When should you tell someone that he has Alzheimers?
New studies are suggesting that doctors need to be more cautious when they release genetic information to patients.
A recent article in the American Journal of Psychiatry has examined the effects of informing patients of genetic predispositions to disease on their subsequent cognitive performance. The authors of the article, from the University of Indiana and UC San Diego, found that respondents who were informed of a disposition to Alzheimer’s performed worse on memory tests and had reduced confidence in the current power of their memory.
In the study, which involved almost 150 participants, some of the patients were given the results of genetic test for Alzheimer’s predisposition, whilst others were tested but not told of their results.
The researchers found that those participants who were informed of their predisposition to Alzheimer’s performed far worse on the tests for objective and subjective memory. The ”informed” participants showed poorer comprehension when asked to recount narratives and recall images. In subjective memory tests they were far more pessimistic about the strength of their current memory.
In addition avoiding the negative psychological effects of the test, the authors of the study suggested doctors bear in mind this phenomenon when assessing whether a patient has Alzheimer’s: ‘Clinicians and researchers should consider patients’ knowledge of their genotype or knowledge of possession of other Alzheimer’s biomarkers when evaluating older adults who may or may not be at risk for developing dementia’.
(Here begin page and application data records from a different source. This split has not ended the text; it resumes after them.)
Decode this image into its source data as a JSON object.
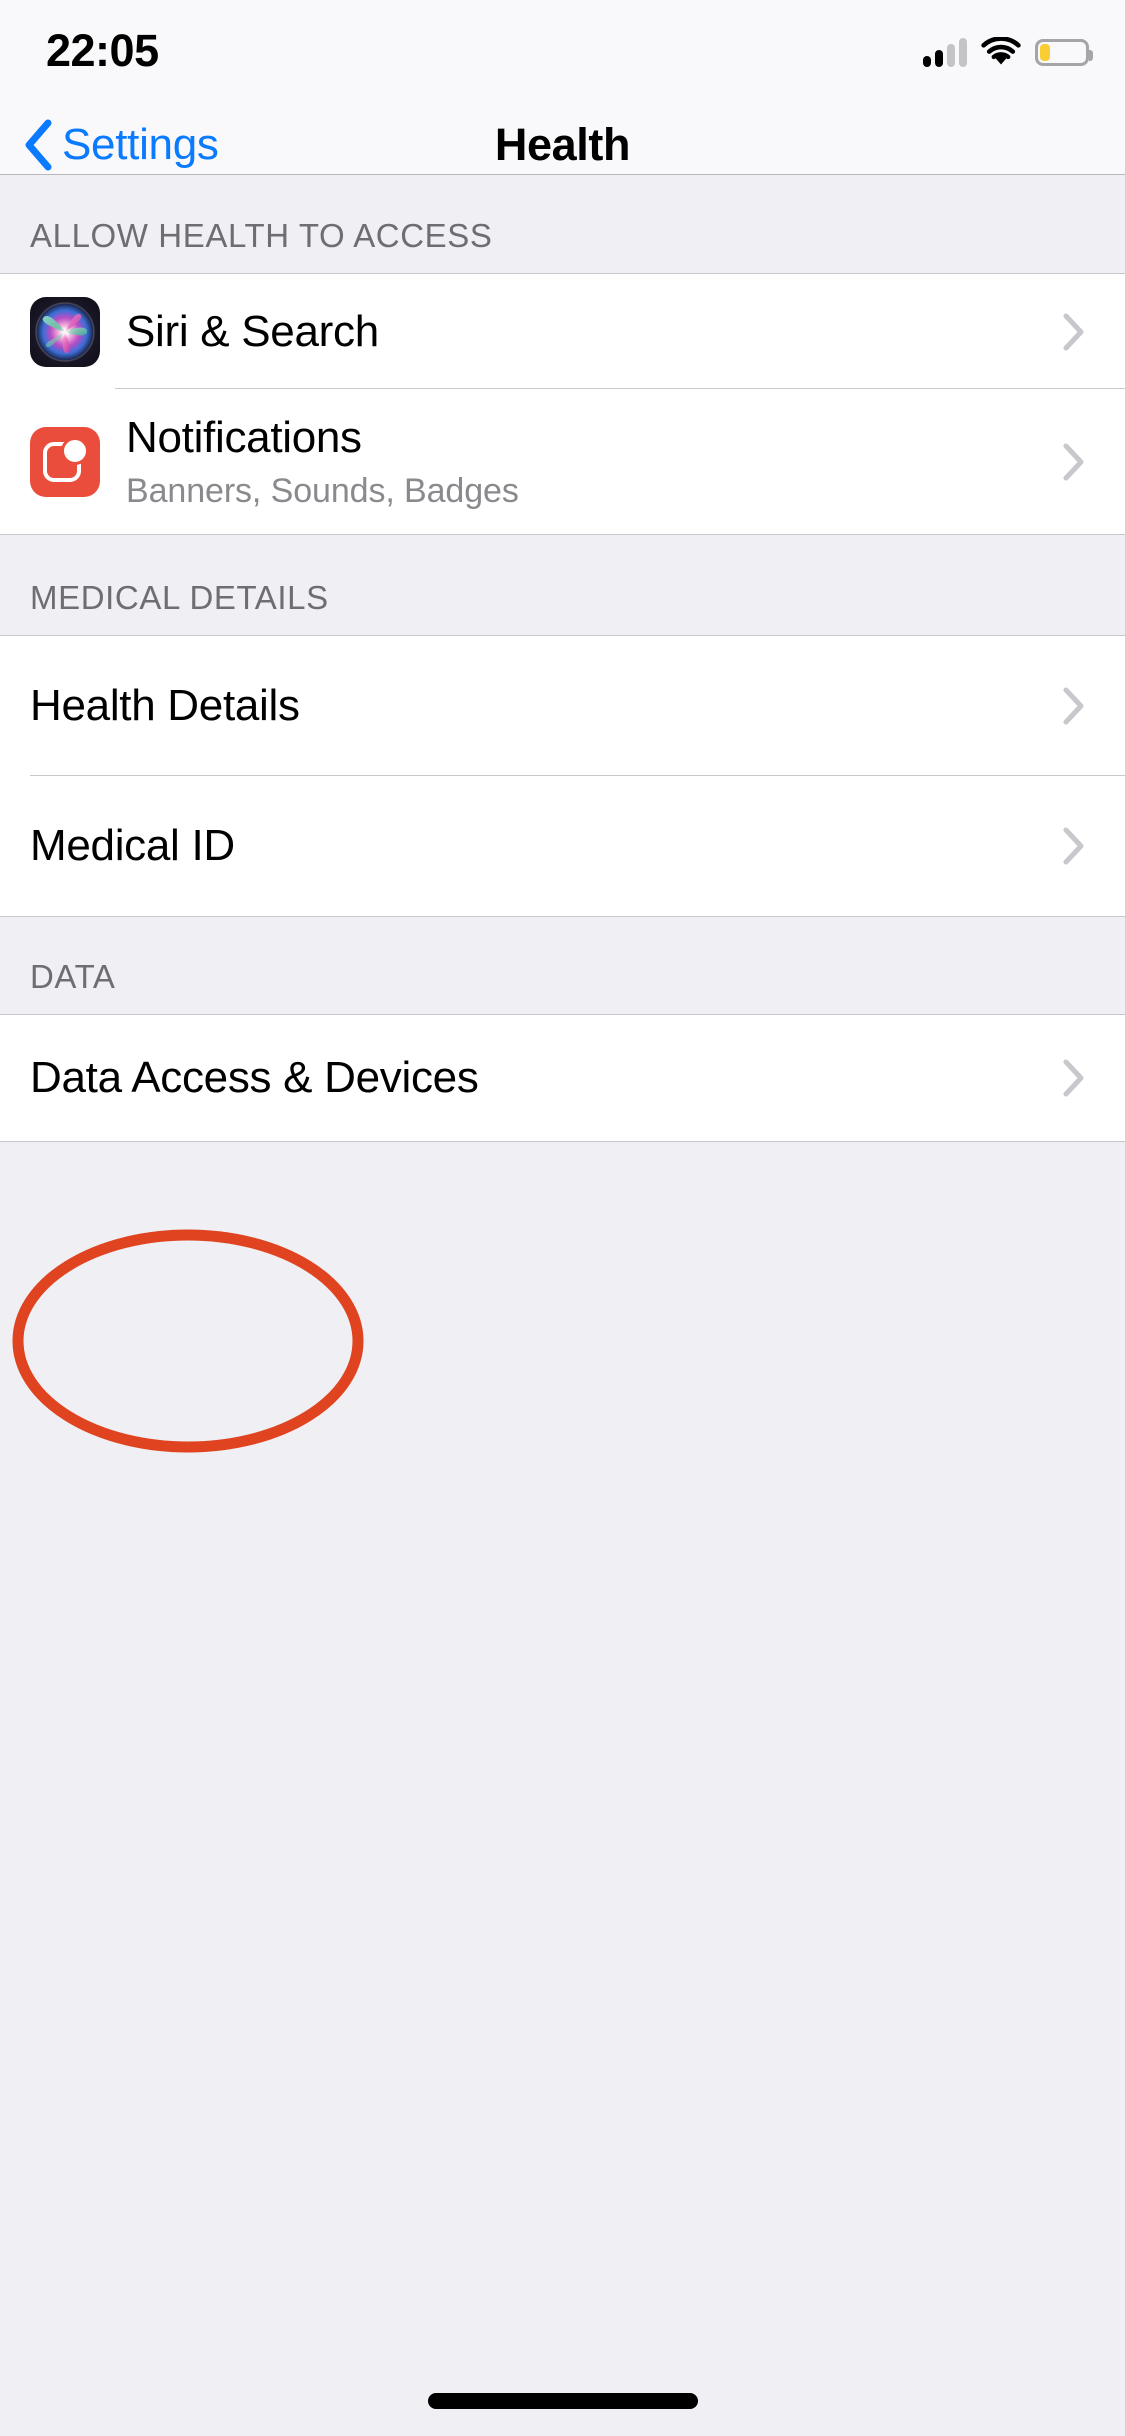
{
  "status_bar": {
    "time": "22:05",
    "cellular_icon": "cellular-signal-icon",
    "cellular_bars_total": 4,
    "cellular_bars_active": 2,
    "wifi_icon": "wifi-icon",
    "battery_icon": "battery-icon",
    "battery_level_percent": 20,
    "battery_color": "#F9CE34"
  },
  "nav": {
    "back_label": "Settings",
    "back_icon": "chevron-left-icon",
    "title": "Health",
    "tint_color": "#0A7AFF"
  },
  "sections": [
    {
      "header": "ALLOW HEALTH TO ACCESS",
      "rows": [
        {
          "title": "Siri & Search",
          "subtitle": "",
          "icon": "siri-app-icon",
          "accessory": "chevron-right-icon"
        },
        {
          "title": "Notifications",
          "subtitle": "Banners, Sounds, Badges",
          "icon": "notifications-app-icon",
          "accessory": "chevron-right-icon"
        }
      ]
    },
    {
      "header": "MEDICAL DETAILS",
      "rows": [
        {
          "title": "Health Details",
          "subtitle": "",
          "icon": "",
          "accessory": "chevron-right-icon"
        },
        {
          "title": "Medical ID",
          "subtitle": "",
          "icon": "",
          "accessory": "chevron-right-icon"
        }
      ]
    },
    {
      "header": "DATA",
      "rows": [
        {
          "title": "Data Access & Devices",
          "subtitle": "",
          "icon": "",
          "accessory": "chevron-right-icon"
        }
      ]
    }
  ],
  "annotation": {
    "shape": "ellipse",
    "color": "#E0431F",
    "stroke_width": 10,
    "targets": "Data Access & Devices"
  },
  "home_indicator": {
    "icon": "home-indicator-bar",
    "color": "#000000"
  }
}
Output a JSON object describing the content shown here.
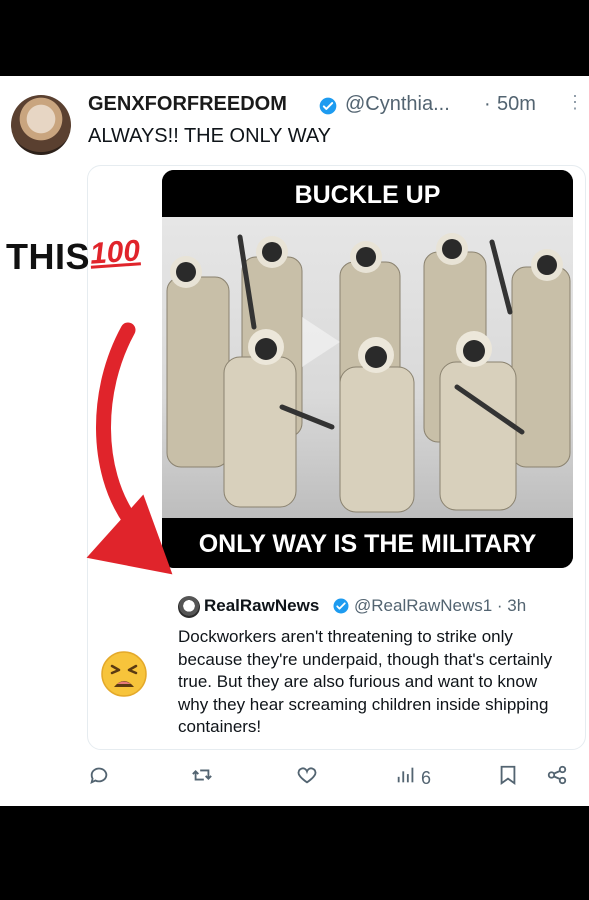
{
  "post": {
    "author_name": "GENXFORFREEDOM",
    "handle": "@Cynthia...",
    "dot": "·",
    "time": "50m",
    "more": "⋮",
    "text": "ALWAYS!! THE ONLY WAY"
  },
  "annotation": {
    "label": "THIS",
    "emoji_text": "100"
  },
  "meme": {
    "top_text": "BUCKLE UP",
    "bottom_text": "ONLY WAY IS THE MILITARY"
  },
  "quote": {
    "author_name": "RealRawNews",
    "handle_time": "@RealRawNews1 · 3h",
    "text": "Dockworkers aren't threatening to strike only because they're underpaid, though that's certainly true. But they are also furious and want to know why they hear screaming children inside shipping containers!"
  },
  "actions": {
    "views": "6"
  },
  "colors": {
    "accent_red": "#e0242b",
    "verified_blue": "#1d9bf0",
    "text_gray": "#536471"
  },
  "icons": [
    "verified-badge-icon",
    "more-icon",
    "reply-icon",
    "retweet-icon",
    "like-icon",
    "views-icon",
    "bookmark-icon",
    "share-icon",
    "play-icon",
    "arrow-icon",
    "tired-face-emoji-icon"
  ]
}
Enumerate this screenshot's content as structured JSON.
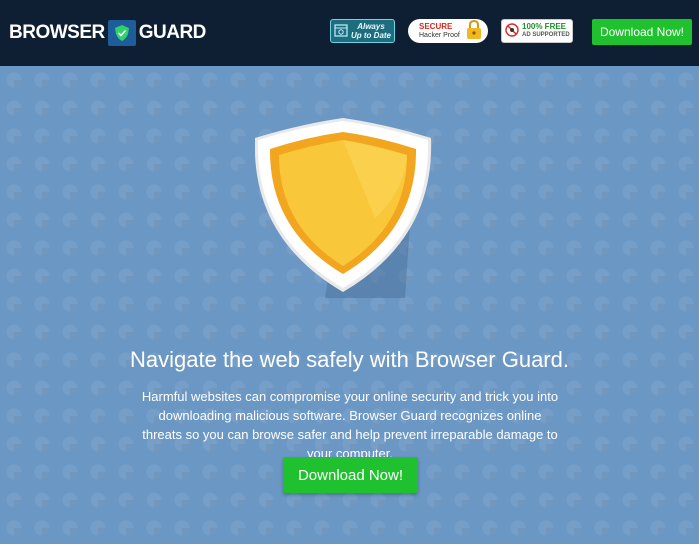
{
  "header": {
    "logo_left": "BROWSER",
    "logo_right": "GUARD",
    "logo_icon": "shield-check-icon",
    "badges": {
      "uptodate_line1": "Always",
      "uptodate_line2": "Up to Date",
      "secure_title": "SECURE",
      "secure_sub": "Hacker Proof",
      "free_title": "100% FREE",
      "free_sub": "AD SUPPORTED"
    },
    "download_label": "Download Now!"
  },
  "hero": {
    "headline": "Navigate the web safely with Browser Guard.",
    "description": "Harmful websites can compromise your online security and trick you into downloading malicious software. Browser Guard recognizes online threats so you can browse safer and help prevent irreparable damage to your computer.",
    "download_label": "Download Now!"
  },
  "colors": {
    "header_bg": "#0e1f33",
    "hero_bg": "#6b97c4",
    "button_green": "#1fc22e",
    "shield_gold": "#f5b82e"
  }
}
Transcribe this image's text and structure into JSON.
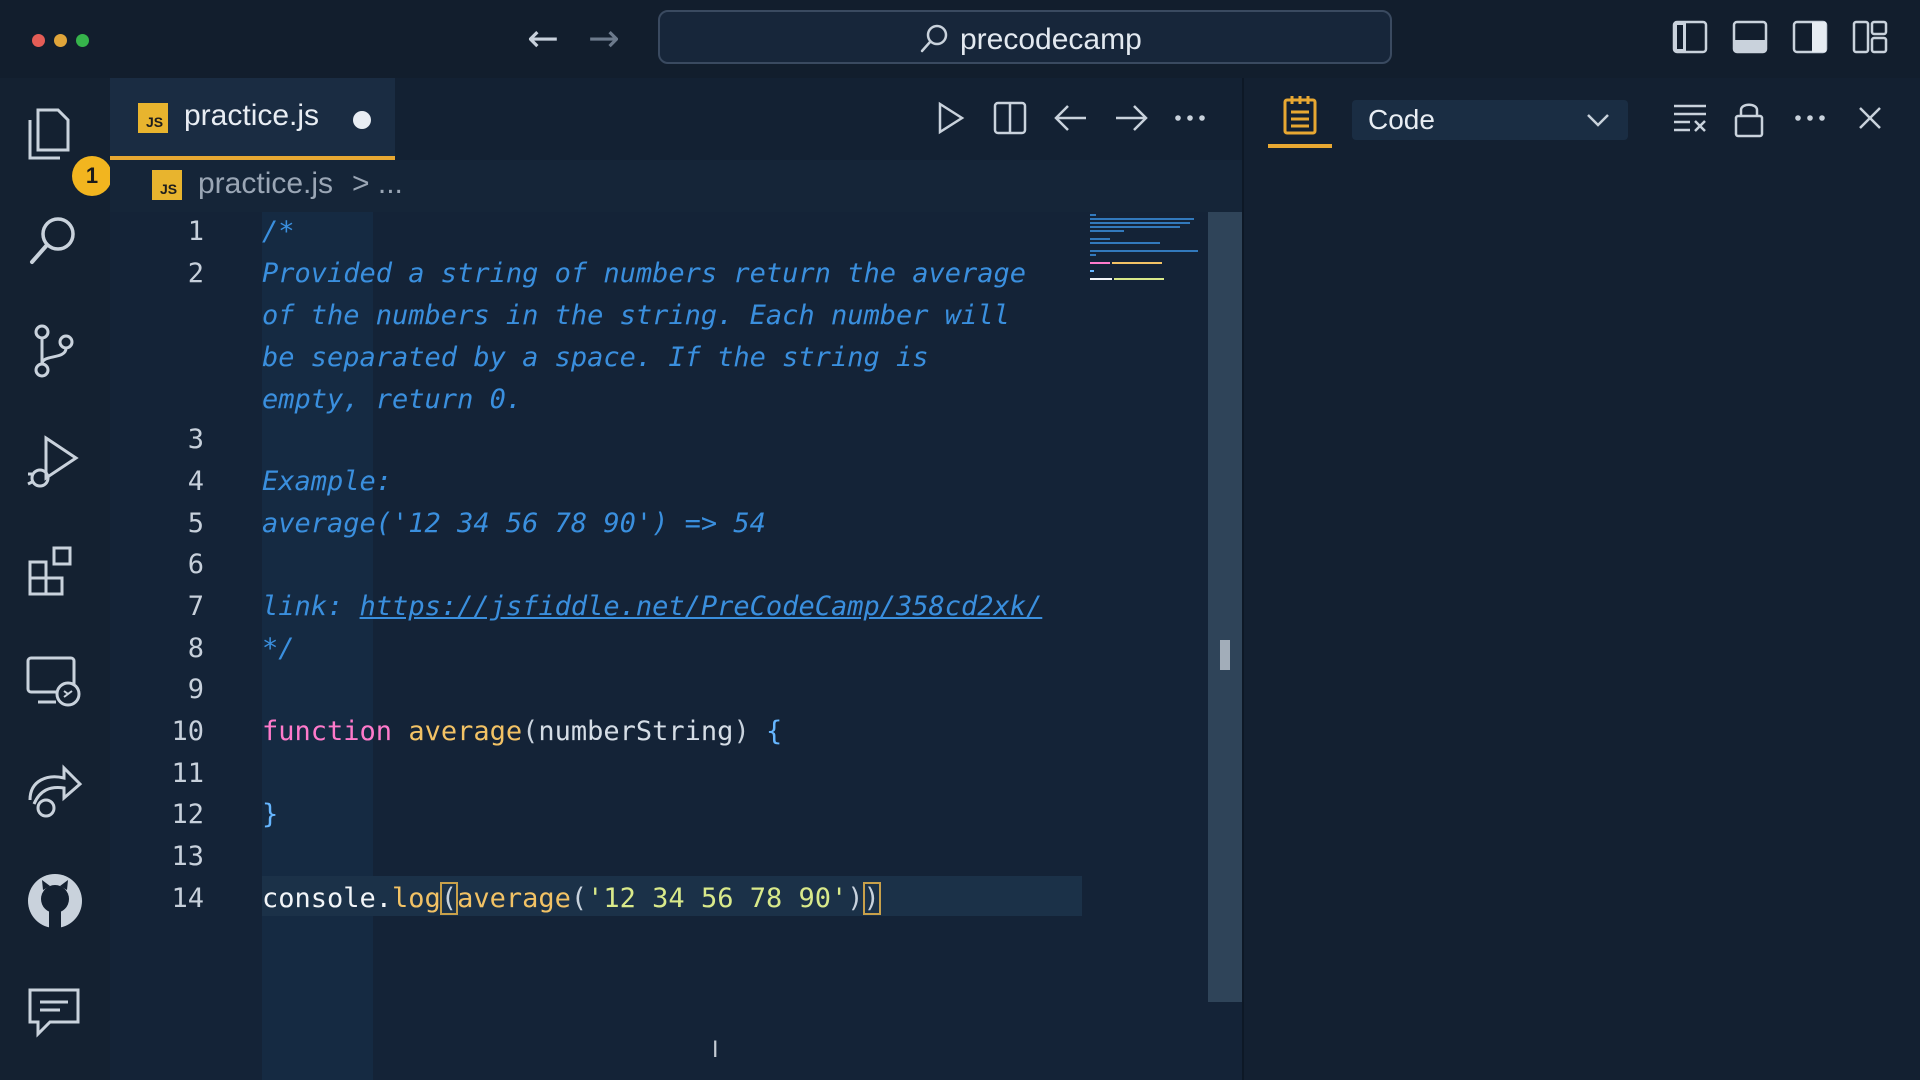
{
  "titlebar": {
    "search_text": "precodecamp"
  },
  "activity_bar": {
    "explorer_badge": "1"
  },
  "tab": {
    "icon_text": "JS",
    "label": "practice.js"
  },
  "breadcrumb": {
    "icon_text": "JS",
    "file": "practice.js",
    "separator": "> ..."
  },
  "editor": {
    "lines": [
      {
        "n": "1",
        "text": "/*"
      },
      {
        "n": "2",
        "text": "Provided a string of numbers return the average"
      },
      {
        "n": "",
        "text": "of the numbers in the string. Each number will"
      },
      {
        "n": "",
        "text": "be separated by a space. If the string is"
      },
      {
        "n": "",
        "text": "empty, return 0."
      },
      {
        "n": "3",
        "text": ""
      },
      {
        "n": "4",
        "text": "Example:"
      },
      {
        "n": "5",
        "text": "average('12 34 56 78 90') => 54"
      },
      {
        "n": "6",
        "text": ""
      },
      {
        "n": "7",
        "text": "link: ",
        "link": "https://jsfiddle.net/PreCodeCamp/358cd2xk/"
      },
      {
        "n": "8",
        "text": "*/"
      },
      {
        "n": "9",
        "text": ""
      },
      {
        "n": "10",
        "kw": "function",
        "fn": "average",
        "params": "numberString",
        "open": "{"
      },
      {
        "n": "11",
        "text": ""
      },
      {
        "n": "12",
        "close": "}"
      },
      {
        "n": "13",
        "text": ""
      },
      {
        "n": "14",
        "obj": "console.",
        "method": "log",
        "call": "average",
        "arg": "'12 34 56 78 90'"
      }
    ]
  },
  "right_panel": {
    "select_value": "Code"
  },
  "colors": {
    "accent": "#e8a832",
    "comment": "#3a8fde",
    "keyword": "#ff7acb",
    "function": "#f2c265",
    "string": "#d9e98a"
  }
}
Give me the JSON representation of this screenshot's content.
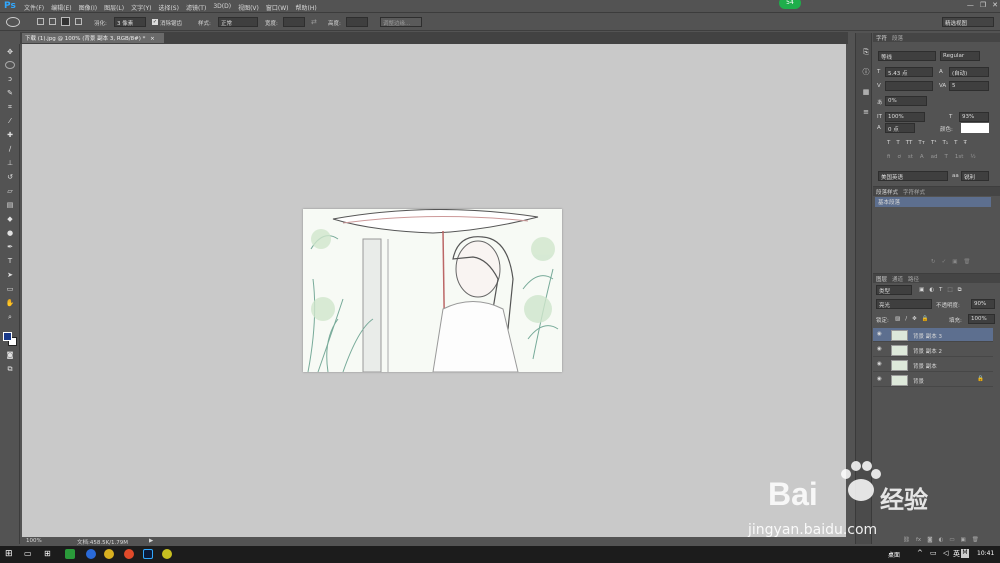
{
  "app": {
    "logo": "Ps",
    "menus": [
      "文件(F)",
      "编辑(E)",
      "图像(I)",
      "图层(L)",
      "文字(Y)",
      "选择(S)",
      "滤镜(T)",
      "3D(D)",
      "视图(V)",
      "窗口(W)",
      "帮助(H)"
    ],
    "badge": "54"
  },
  "options": {
    "feather_label": "羽化:",
    "feather_value": "3 像素",
    "antialias_label": "消除锯齿",
    "style_label": "样式:",
    "style_value": "正常",
    "width_label": "宽度:",
    "height_label": "高度:",
    "refine_edge": "调整边缘...",
    "workspace": "精选视图"
  },
  "document": {
    "tab_title": "下载 (1).jpg @ 100% (背景 副本 3, RGB/8#) *",
    "close": "×"
  },
  "status": {
    "zoom": "100%",
    "doc_info": "文档:458.5K/1.79M"
  },
  "character_panel": {
    "tabs": [
      "字符",
      "段落"
    ],
    "font_family": "等线",
    "font_style": "Regular",
    "font_size": "5.43 点",
    "leading": "(自动)",
    "kerning": "",
    "tracking": "5",
    "baseline_scale": "0%",
    "vscale": "100%",
    "hscale": "93%",
    "baseline_shift": "0 点",
    "color_label": "颜色:",
    "language": "美国英语",
    "antialias": "锐利",
    "type_styles": [
      "T",
      "T",
      "TT",
      "Tт",
      "T¹",
      "T₁",
      "T",
      "Ŧ"
    ],
    "ot_features": [
      "fi",
      "ơ",
      "st",
      "A",
      "ad",
      "T",
      "1st",
      "½"
    ]
  },
  "para_styles_panel": {
    "tabs": [
      "段落样式",
      "字符样式"
    ],
    "item": "基本段落"
  },
  "layers_panel": {
    "tabs": [
      "图层",
      "通道",
      "路径"
    ],
    "filter": "类型",
    "blend_mode": "亮光",
    "opacity_label": "不透明度:",
    "opacity": "90%",
    "lock_label": "锁定:",
    "fill_label": "填充:",
    "fill": "100%",
    "layers": [
      {
        "name": "背景 副本 3",
        "selected": true
      },
      {
        "name": "背景 副本 2",
        "selected": false
      },
      {
        "name": "背景 副本",
        "selected": false
      },
      {
        "name": "背景",
        "selected": false
      }
    ]
  },
  "taskbar": {
    "desktop": "桌面",
    "ime": "英",
    "time": "10:41"
  },
  "watermark": {
    "brand": "Bai",
    "brand2": "经验",
    "url": "jingyan.baidu.com"
  },
  "colors": {
    "ps_blue": "#31a8ff",
    "selected_layer": "#5d6f8f",
    "badge": "#1fae4b",
    "fg_color": "#1a3a8a"
  }
}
- How long can you put off seeing the doctor because of lockdowns? - December 3, 2021
- House of Lords debates assisted suicide—again - October 28, 2021
- Spanish government tries to restrict conscientious objection - October 28, 2021